» **Activity**: The records below need copying. Match each line exactly.

» **Source data**:
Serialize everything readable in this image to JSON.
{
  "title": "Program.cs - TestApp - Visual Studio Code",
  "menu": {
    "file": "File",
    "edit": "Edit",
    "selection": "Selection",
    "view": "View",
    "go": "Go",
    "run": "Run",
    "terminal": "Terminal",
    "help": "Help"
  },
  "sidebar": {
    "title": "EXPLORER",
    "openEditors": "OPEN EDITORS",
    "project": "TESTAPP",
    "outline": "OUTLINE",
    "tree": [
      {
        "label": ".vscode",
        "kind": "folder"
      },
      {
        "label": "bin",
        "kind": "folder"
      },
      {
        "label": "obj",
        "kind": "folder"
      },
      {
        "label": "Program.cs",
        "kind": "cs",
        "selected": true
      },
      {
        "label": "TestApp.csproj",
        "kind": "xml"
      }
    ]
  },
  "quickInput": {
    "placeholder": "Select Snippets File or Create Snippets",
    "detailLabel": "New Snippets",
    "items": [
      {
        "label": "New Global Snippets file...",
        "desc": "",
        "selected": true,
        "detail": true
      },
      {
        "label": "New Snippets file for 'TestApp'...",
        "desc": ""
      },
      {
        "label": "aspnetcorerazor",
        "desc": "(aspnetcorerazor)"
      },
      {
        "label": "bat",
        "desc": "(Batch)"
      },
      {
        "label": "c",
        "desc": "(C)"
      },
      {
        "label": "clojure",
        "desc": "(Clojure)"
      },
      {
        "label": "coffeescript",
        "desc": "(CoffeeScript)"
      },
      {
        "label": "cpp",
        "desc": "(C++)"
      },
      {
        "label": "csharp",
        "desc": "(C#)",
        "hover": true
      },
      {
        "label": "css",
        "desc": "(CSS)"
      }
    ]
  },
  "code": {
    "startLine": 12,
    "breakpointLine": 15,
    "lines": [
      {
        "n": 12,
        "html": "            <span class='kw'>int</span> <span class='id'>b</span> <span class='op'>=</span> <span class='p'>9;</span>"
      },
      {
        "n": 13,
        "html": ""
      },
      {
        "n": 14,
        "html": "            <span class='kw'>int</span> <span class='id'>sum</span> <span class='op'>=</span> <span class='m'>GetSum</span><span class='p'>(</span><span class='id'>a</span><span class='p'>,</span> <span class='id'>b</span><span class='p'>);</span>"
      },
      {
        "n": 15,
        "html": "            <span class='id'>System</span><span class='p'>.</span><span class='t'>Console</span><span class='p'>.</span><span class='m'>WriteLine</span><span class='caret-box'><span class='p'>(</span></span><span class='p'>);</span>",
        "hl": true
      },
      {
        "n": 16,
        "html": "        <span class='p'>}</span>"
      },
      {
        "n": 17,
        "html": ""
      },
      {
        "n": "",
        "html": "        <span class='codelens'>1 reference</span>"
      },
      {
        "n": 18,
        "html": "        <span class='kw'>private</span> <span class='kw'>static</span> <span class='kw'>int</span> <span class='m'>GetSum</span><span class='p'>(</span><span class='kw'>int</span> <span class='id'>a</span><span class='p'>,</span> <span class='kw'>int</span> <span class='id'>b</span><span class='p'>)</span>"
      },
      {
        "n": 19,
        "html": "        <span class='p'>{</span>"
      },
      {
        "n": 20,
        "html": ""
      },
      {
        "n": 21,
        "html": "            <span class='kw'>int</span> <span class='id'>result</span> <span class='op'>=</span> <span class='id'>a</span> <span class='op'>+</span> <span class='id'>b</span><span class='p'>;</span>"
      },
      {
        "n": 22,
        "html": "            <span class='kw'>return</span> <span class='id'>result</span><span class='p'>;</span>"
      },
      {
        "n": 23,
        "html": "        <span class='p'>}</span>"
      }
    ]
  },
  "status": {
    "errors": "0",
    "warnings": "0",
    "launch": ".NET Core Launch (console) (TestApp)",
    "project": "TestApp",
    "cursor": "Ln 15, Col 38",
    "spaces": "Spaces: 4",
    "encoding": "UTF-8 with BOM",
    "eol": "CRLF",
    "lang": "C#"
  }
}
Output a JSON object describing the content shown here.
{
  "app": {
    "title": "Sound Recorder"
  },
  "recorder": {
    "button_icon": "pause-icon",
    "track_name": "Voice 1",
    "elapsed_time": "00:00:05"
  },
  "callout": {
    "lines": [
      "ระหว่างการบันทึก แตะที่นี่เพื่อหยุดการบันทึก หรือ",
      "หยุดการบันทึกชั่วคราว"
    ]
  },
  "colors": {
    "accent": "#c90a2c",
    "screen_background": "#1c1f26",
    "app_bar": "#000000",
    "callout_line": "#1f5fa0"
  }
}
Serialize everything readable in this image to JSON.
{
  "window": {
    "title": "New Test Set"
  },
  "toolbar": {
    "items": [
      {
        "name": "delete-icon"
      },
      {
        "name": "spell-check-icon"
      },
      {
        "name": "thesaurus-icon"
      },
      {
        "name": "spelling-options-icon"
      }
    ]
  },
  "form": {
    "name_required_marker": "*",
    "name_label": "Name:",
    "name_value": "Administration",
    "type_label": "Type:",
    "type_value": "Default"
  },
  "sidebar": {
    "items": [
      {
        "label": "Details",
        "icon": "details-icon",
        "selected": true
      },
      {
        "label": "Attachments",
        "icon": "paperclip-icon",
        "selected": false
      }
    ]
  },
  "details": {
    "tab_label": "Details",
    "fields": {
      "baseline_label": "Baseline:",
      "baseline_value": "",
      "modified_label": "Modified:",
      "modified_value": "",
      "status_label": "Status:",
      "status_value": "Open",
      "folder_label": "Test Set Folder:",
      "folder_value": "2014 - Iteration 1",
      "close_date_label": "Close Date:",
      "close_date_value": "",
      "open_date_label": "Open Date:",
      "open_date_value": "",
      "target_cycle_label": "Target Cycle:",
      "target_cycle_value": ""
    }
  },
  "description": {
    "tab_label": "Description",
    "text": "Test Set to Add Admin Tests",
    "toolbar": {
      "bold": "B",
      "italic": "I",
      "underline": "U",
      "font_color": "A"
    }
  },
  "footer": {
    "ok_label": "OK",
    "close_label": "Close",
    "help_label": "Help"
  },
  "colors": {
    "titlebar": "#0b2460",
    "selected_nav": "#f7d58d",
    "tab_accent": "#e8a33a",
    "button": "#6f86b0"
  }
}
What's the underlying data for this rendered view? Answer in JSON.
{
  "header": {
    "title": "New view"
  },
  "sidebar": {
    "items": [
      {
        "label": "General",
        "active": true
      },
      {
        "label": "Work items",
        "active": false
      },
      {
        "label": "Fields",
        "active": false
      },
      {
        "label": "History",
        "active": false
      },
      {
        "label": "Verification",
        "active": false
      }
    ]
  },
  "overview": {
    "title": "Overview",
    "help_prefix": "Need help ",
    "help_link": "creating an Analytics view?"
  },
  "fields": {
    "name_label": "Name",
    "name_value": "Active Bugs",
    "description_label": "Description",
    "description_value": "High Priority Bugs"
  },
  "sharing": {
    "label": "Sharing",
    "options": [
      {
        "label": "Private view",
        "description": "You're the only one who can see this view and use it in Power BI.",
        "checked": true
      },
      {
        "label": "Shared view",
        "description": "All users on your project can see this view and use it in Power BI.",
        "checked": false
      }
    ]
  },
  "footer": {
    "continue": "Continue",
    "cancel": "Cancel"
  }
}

» **Answer box**:
Serialize everything readable in this image to JSON.
{
  "title": "Program.cs - TestApp - Visual Studio Code",
  "menu": {
    "file": "File",
    "edit": "Edit",
    "selection": "Selection",
    "view": "View",
    "go": "Go",
    "run": "Run",
    "terminal": "Terminal",
    "help": "Help"
  },
  "sidebar": {
    "title": "EXPLORER",
    "openEditors": "OPEN EDITORS",
    "project": "TESTAPP",
    "outline": "OUTLINE",
    "tree": [
      {
        "label": ".vscode",
        "kind": "folder"
      },
      {
        "label": "bin",
        "kind": "folder"
      },
      {
        "label": "obj",
        "kind": "folder"
      },
      {
        "label": "Program.cs",
        "kind": "cs",
        "selected": true
      },
      {
        "label": "TestApp.csproj",
        "kind": "xml"
      }
    ]
  },
  "quickInput": {
    "placeholder": "Select Snippets File or Create Snippets",
    "detailLabel": "New Snippets",
    "items": [
      {
        "label": "New Global Snippets file...",
        "desc": "",
        "selected": true,
        "detail": true
      },
      {
        "label": "New Snippets file for 'TestApp'...",
        "desc": ""
      },
      {
        "label": "aspnetcorerazor",
        "desc": "(aspnetcorerazor)"
      },
      {
        "label": "bat",
        "desc": "(Batch)"
      },
      {
        "label": "c",
        "desc": "(C)"
      },
      {
        "label": "clojure",
        "desc": "(Clojure)"
      },
      {
        "label": "coffeescript",
        "desc": "(CoffeeScript)"
      },
      {
        "label": "cpp",
        "desc": "(C++)"
      },
      {
        "label": "csharp",
        "desc": "(C#)",
        "hover": true
      },
      {
        "label": "css",
        "desc": "(CSS)"
      }
    ]
  },
  "code": {
    "startLine": 12,
    "breakpointLine": 15,
    "lines": [
      {
        "n": 12,
        "html": "            <span class='kw'>int</span> <span class='id'>b</span> <span class='op'>=</span> <span class='p'>9;</span>"
      },
      {
        "n": 13,
        "html": ""
      },
      {
        "n": 14,
        "html": "            <span class='kw'>int</span> <span class='id'>sum</span> <span class='op'>=</span> <span class='m'>GetSum</span><span class='p'>(</span><span class='id'>a</span><span class='p'>,</span> <span class='id'>b</span><span class='p'>);</span>"
      },
      {
        "n": 15,
        "html": "            <span class='id'>System</span><span class='p'>.</span><span class='t'>Console</span><span class='p'>.</span><span class='m'>WriteLine</span><span class='caret-box'><span class='p'>(</span></span><span class='p'>);</span>",
        "hl": true
      },
      {
        "n": 16,
        "html": "        <span class='p'>}</span>"
      },
      {
        "n": 17,
        "html": ""
      },
      {
        "n": "",
        "html": "        <span class='codelens'>1 reference</span>"
      },
      {
        "n": 18,
        "html": "        <span class='kw'>private</span> <span class='kw'>static</span> <span class='kw'>int</span> <span class='m'>GetSum</span><span class='p'>(</span><span class='kw'>int</span> <span class='id'>a</span><span class='p'>,</span> <span class='kw'>int</span> <span class='id'>b</span><span class='p'>)</span>"
      },
      {
        "n": 19,
        "html": "        <span class='p'>{</span>"
      },
      {
        "n": 20,
        "html": ""
      },
      {
        "n": 21,
        "html": "            <span class='kw'>int</span> <span class='id'>result</span> <span class='op'>=</span> <span class='id'>a</span> <span class='op'>+</span> <span class='id'>b</span><span class='p'>;</span>"
      },
      {
        "n": 22,
        "html": "            <span class='kw'>return</span> <span class='id'>result</span><span class='p'>;</span>"
      },
      {
        "n": 23,
        "html": "        <span class='p'>}</span>"
      }
    ]
  },
  "status": {
    "errors": "0",
    "warnings": "0",
    "launch": ".NET Core Launch (console) (TestApp)",
    "project": "TestApp",
    "cursor": "Ln 15, Col 38",
    "spaces": "Spaces: 4",
    "encoding": "UTF-8 with BOM",
    "eol": "CRLF",
    "lang": "C#"
  }
}
Output a JSON object describing the content shown here.
{
  "app": {
    "title": "Sound Recorder"
  },
  "recorder": {
    "button_icon": "pause-icon",
    "track_name": "Voice 1",
    "elapsed_time": "00:00:05"
  },
  "callout": {
    "lines": [
      "ระหว่างการบันทึก แตะที่นี่เพื่อหยุดการบันทึก หรือ",
      "หยุดการบันทึกชั่วคราว"
    ]
  },
  "colors": {
    "accent": "#c90a2c",
    "screen_background": "#1c1f26",
    "app_bar": "#000000",
    "callout_line": "#1f5fa0"
  }
}
Serialize everything readable in this image to JSON.
{
  "window": {
    "title": "New Test Set"
  },
  "toolbar": {
    "items": [
      {
        "name": "delete-icon"
      },
      {
        "name": "spell-check-icon"
      },
      {
        "name": "thesaurus-icon"
      },
      {
        "name": "spelling-options-icon"
      }
    ]
  },
  "form": {
    "name_required_marker": "*",
    "name_label": "Name:",
    "name_value": "Administration",
    "type_label": "Type:",
    "type_value": "Default"
  },
  "sidebar": {
    "items": [
      {
        "label": "Details",
        "icon": "details-icon",
        "selected": true
      },
      {
        "label": "Attachments",
        "icon": "paperclip-icon",
        "selected": false
      }
    ]
  },
  "details": {
    "tab_label": "Details",
    "fields": {
      "baseline_label": "Baseline:",
      "baseline_value": "",
      "modified_label": "Modified:",
      "modified_value": "",
      "status_label": "Status:",
      "status_value": "Open",
      "folder_label": "Test Set Folder:",
      "folder_value": "2014 - Iteration 1",
      "close_date_label": "Close Date:",
      "close_date_value": "",
      "open_date_label": "Open Date:",
      "open_date_value": "",
      "target_cycle_label": "Target Cycle:",
      "target_cycle_value": ""
    }
  },
  "description": {
    "tab_label": "Description",
    "text": "Test Set to Add Admin Tests",
    "toolbar": {
      "bold": "B",
      "italic": "I",
      "underline": "U",
      "font_color": "A"
    }
  },
  "footer": {
    "ok_label": "OK",
    "close_label": "Close",
    "help_label": "Help"
  },
  "colors": {
    "titlebar": "#0b2460",
    "selected_nav": "#f7d58d",
    "tab_accent": "#e8a33a",
    "button": "#6f86b0"
  }
}
What's the underlying data for this rendered view? Answer in JSON.
{
  "header": {
    "title": "New view"
  },
  "sidebar": {
    "items": [
      {
        "label": "General",
        "active": true
      },
      {
        "label": "Work items",
        "active": false
      },
      {
        "label": "Fields",
        "active": false
      },
      {
        "label": "History",
        "active": false
      },
      {
        "label": "Verification",
        "active": false
      }
    ]
  },
  "overview": {
    "title": "Overview",
    "help_prefix": "Need help ",
    "help_link": "creating an Analytics view?"
  },
  "fields": {
    "name_label": "Name",
    "name_value": "Active Bugs",
    "description_label": "Description",
    "description_value": "High Priority Bugs"
  },
  "sharing": {
    "label": "Sharing",
    "options": [
      {
        "label": "Private view",
        "description": "You're the only one who can see this view and use it in Power BI.",
        "checked": true
      },
      {
        "label": "Shared view",
        "description": "All users on your project can see this view and use it in Power BI.",
        "checked": false
      }
    ]
  },
  "footer": {
    "continue": "Continue",
    "cancel": "Cancel"
  }
}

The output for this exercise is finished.